Origin is defined by its rituals – so much so that you would be forgiven forgetting that there’s a game under all the posturing and the pageantry.
Prior to kick-off, fireworks fired, assorted legends mingled awkwardly in suits and the hallowed ritual of talking up the Blues’ chances was dutifully observed. A titanic contest was predicted – it is Origin, after all – but no-one truly expected the classic that followed.
Queensland had the crowd and a truly impressive recent home record in their favour, and they started the match in ominous fashion. The old Cronk/Smith telepathy saw the Maroons threatening with every set, and soon enough, Darius Boyd had crossed in the corner, direct from a scrum.
Suddenly, the game settled into a rhythm – and that rhythm was a Jarryd Hayne drum solo.
After 10 minutes, though, Cronk was forced off with a broken arm – or ‘troublesome arm’, as Ray Warren described it. His replacement, the in-form Daly Cherry-Evans, was thrust into the action.

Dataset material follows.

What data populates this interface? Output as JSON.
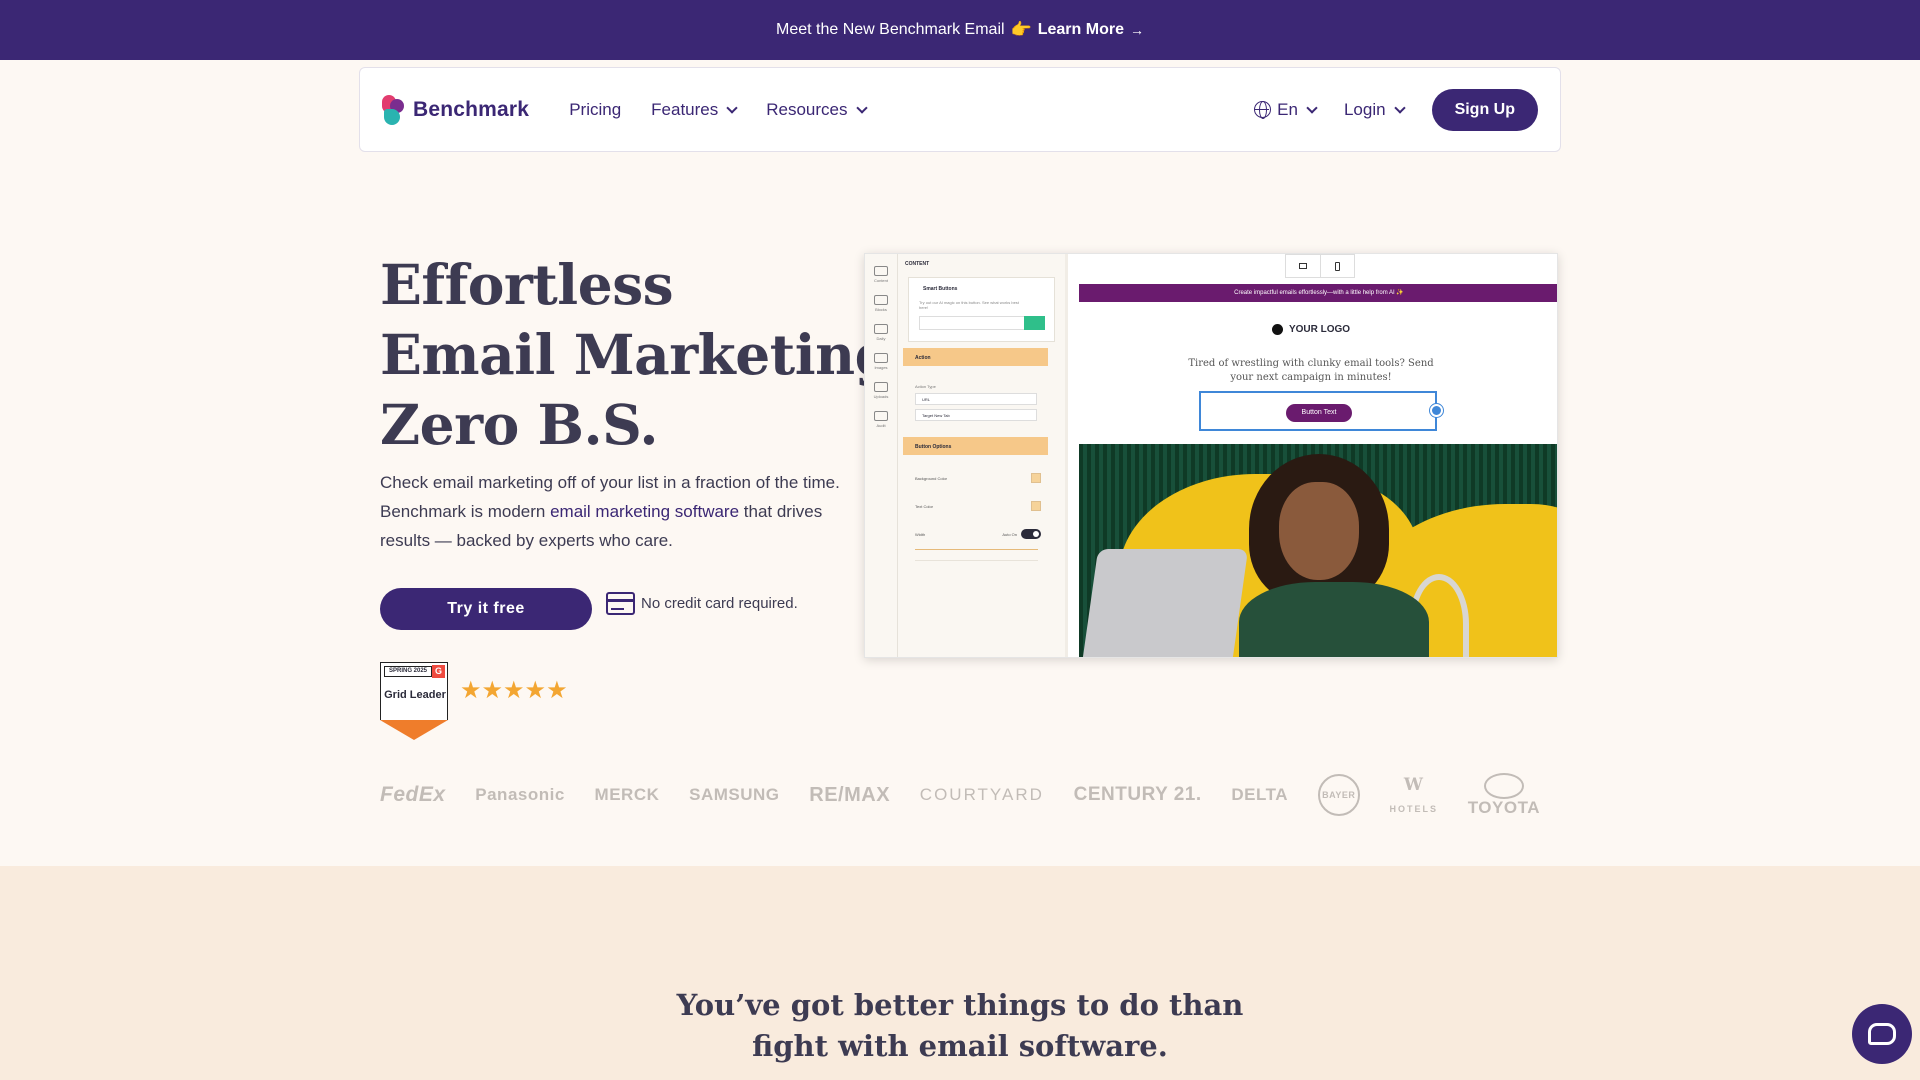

Suddenly, the game settled into a rhythm – and that rhythm was a Jarryd Hayne drum solo. Hayne was everywhere, defusing bombs on his own try line, scoring an improbable try and inducing panic in Queensland’s defensive line whenever he touched the ball.
New South Wales scored through Brett Morris, who gave his shoulder “a bit of a dislocation” (his words) in the act of touching down, before Hayne added an improbable try of his own. Trent Hodkinson, christened by Warren as “the Robin Hood of accuracy”, missed both conversions (thanks Ray), but it didn’t look like it would matter, such was their dominance.
The Blues were playing like they actually believed in themselves, while Queensland looked disjointed and reactive, unable to get their weapons firing. Greg Inglis languished at the periphery of the contest, and the whole team was playing like they had slept through their alarms.
Queensland tend to do that, though: they start off slowly, all the better to snatch a demoralising last-gasp victory.
The Maroons were a different side in the second half: Cherry-Evans found his groove, Billy Slater started gaining some serious metres, and Jonathan Thurston got busy near the Blues’ defensive line.
In the past it’s always been the opposition they talk about, well they should now talk about us.
They pulled it back to 12–8 when Boyd completed his double with a typically composed finish in the corner, and Queensland were headed for the finish with the wettest of sails.
New South Wales spent the better part of the final 20 minutes pinned back in their defensive half, repelling wave after wave of attack. A breach seemed inevitable, but when Morris, dislocated shoulder and all, was able to prevent Boyd from touching down after again crossing in the corner, it seemed that even cruel fate had switched allegiances after eight years in the red camp.
It almost fell apart when Billy Slater forced a dubious knock on decision in the final minute, but the Blues held on for what coach Laurie Daley described as “one of New South Wales’ finest performances”.
“In the past it’s always been the opposition they talk about, well they should now talk about us,” Daley said. “We had a truckload of injuries. Blokes who should have come off in the first half but stayed out there because we needed them to. Origin is about hanging tough … that performance under duress is as good as I have been associated with. It was an A grade performance.”
Daley said four of his players – skipper Paul Gallen, the Morris twins and Anthony Watmough – should not have been on Suncorp Stadium after receiving injuries that could sideline them in coming weeks.
A vintage performance from the mercurial Hayne might have put the New South Wales in the lead, but it took a team effort of rare tenacity for them to retain it. As skipper Gallen put it: “They revved up on us, but we held on.”
Say it quietly, but it looks like the Blues have awoken.